A lottery is a game of chance in which participants purchase tickets and hope to win a prize. Prizes may be cash or goods, and the chances of winning vary depending on how many numbers are drawn and how many tickets are sold. Some governments outlaw lotteries, while others endorse them and organize state or national lotteries. In the 17th century, Dutch citizens organized lotteries to raise money for a wide variety of public purposes. These lotteries proved popular, and were hailed as a painless form of taxation.
Purchasing a lottery ticket is a low-risk investment with the potential to earn substantial returns. However, the fact is that most people who play the lottery are essentially subsidizing government spending and sacrificing other opportunities to invest their money elsewhere. Americans spend more than $80 billion on lottery tickets each year, and this is money that could be better spent on emergency savings or paying off credit card debt.
The odds of winning a lottery are always extremely low, but a good strategy will help you minimize your losses and maximize your potential for a big payout.

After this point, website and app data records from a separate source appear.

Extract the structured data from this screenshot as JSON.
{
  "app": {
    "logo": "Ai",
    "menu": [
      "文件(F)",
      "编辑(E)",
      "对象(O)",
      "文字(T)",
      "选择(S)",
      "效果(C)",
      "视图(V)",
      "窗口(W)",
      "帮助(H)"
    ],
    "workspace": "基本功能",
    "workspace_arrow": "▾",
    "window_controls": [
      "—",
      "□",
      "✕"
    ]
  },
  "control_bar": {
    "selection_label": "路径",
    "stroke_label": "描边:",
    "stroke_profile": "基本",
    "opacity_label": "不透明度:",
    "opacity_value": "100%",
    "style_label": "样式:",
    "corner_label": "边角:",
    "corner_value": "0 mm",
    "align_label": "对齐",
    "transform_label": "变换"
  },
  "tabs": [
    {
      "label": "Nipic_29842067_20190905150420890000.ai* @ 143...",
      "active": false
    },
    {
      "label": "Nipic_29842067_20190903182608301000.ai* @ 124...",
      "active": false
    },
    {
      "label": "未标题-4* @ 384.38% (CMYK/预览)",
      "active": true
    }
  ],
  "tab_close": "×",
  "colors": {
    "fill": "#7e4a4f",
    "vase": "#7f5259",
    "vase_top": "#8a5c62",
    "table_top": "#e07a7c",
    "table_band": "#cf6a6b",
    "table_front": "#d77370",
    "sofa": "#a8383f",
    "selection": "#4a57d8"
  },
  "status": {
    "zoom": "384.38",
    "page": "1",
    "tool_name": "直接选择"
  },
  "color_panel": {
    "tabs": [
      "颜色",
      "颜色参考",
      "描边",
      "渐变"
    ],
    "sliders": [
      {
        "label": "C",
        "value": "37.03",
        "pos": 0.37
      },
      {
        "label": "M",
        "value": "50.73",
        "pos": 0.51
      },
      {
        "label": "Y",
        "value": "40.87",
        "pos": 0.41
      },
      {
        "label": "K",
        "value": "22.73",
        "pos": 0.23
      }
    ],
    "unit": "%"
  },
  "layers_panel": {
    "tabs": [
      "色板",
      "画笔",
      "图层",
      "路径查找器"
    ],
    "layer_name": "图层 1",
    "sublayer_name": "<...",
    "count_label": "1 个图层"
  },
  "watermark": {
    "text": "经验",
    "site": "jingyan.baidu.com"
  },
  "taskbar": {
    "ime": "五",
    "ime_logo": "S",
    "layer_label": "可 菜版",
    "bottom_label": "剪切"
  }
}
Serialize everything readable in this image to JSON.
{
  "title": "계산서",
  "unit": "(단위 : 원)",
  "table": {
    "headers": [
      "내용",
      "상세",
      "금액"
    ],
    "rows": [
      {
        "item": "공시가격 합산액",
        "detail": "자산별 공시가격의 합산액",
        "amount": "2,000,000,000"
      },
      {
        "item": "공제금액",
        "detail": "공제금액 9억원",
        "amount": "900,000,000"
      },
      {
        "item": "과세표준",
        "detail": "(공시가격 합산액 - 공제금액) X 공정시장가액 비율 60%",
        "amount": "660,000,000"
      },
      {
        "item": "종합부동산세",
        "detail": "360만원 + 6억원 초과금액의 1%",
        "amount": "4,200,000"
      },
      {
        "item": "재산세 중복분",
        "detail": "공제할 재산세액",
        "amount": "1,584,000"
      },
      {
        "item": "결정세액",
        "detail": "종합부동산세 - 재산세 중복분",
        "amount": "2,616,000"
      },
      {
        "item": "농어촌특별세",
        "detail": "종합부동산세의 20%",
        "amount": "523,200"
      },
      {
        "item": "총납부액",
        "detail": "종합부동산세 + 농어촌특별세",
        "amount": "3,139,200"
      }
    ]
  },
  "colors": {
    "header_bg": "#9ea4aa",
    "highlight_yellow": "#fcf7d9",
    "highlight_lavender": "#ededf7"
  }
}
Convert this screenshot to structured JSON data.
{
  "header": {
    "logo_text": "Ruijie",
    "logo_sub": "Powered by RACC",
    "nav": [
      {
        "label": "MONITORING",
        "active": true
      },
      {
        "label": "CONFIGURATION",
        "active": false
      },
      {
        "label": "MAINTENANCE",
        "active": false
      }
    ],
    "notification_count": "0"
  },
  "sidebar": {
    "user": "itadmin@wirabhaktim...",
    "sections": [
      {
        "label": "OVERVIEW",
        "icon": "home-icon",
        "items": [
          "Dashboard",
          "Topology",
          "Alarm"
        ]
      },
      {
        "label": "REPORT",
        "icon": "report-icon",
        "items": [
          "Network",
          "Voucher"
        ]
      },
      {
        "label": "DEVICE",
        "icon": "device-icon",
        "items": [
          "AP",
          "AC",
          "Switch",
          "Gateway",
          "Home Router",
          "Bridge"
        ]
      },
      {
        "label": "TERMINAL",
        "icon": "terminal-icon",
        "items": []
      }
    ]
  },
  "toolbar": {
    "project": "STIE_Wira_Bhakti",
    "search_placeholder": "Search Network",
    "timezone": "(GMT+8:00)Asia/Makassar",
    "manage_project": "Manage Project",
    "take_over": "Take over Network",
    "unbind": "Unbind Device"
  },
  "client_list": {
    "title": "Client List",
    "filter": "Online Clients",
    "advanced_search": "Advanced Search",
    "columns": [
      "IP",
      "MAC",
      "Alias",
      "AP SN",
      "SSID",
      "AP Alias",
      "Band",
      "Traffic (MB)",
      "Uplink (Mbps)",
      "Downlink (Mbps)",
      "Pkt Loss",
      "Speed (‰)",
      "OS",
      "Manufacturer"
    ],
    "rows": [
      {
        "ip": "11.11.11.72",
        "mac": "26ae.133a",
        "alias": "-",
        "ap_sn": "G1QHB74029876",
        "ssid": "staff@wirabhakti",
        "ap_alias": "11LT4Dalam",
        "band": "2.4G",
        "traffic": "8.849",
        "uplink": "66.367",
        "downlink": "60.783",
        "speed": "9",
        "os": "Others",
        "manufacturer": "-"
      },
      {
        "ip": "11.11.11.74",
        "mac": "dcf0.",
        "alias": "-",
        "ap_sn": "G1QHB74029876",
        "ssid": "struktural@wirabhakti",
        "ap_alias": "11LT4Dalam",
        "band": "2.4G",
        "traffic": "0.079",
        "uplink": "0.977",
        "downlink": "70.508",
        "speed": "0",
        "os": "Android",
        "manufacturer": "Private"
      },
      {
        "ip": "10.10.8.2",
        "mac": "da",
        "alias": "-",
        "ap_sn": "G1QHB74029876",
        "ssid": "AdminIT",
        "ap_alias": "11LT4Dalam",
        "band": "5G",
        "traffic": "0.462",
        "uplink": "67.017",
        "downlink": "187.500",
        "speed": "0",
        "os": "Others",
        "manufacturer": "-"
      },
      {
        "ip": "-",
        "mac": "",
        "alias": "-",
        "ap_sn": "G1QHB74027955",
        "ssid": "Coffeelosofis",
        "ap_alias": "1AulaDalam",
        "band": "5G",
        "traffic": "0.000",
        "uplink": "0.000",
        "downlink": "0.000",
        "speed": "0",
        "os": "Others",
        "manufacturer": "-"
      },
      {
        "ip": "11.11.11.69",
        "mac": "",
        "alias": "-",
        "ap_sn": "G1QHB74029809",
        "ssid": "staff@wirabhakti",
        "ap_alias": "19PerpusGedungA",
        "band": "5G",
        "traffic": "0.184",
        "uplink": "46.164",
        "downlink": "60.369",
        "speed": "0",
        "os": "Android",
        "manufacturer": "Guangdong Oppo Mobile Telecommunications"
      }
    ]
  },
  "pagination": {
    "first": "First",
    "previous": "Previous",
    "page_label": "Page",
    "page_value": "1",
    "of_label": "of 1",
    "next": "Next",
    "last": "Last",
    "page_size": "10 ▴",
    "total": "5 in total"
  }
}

To increase your odds of winning, choose random numbers that aren’t close together. In addition, avoid playing the same numbers each time, as other players will likely follow this strategy. Additionally, buying more tickets will slightly improve your chances of winning.
Mathematical analysis can be an invaluable tool when trying to determine the best numbers for a lottery. The numbers that have been drawn the most frequently in the past are unlikely to appear again in future draws. Consequently, you can expect to find the best numbers by selecting combinations that have the highest success-to-failure ratio. The success-to-failure ratio is calculated by taking the number of times a particular combination has appeared in 10,000 lottery drawings and dividing it by the total number of drawings.
A common misconception is that the numbers in a lottery are somehow magically predetermined by some sort of paranormal creature. The truth is that a mathematical approach is the best way to predict which numbers will be selected. There are many reasons why you should use mathematics to make your choices in a lottery, and you can learn more about how to choose the best numbers for your next ticket purchase by reading this article.
The earliest recorded lotteries involved selling tickets with a selection of numbers, most often between one and 59. These were held to raise money for town fortifications and help the poor. Records of the first lotteries are found in the town records of towns such as Ghent, Utrecht, and Bruges. They were also used to finance public works projects, such as canals and bridges.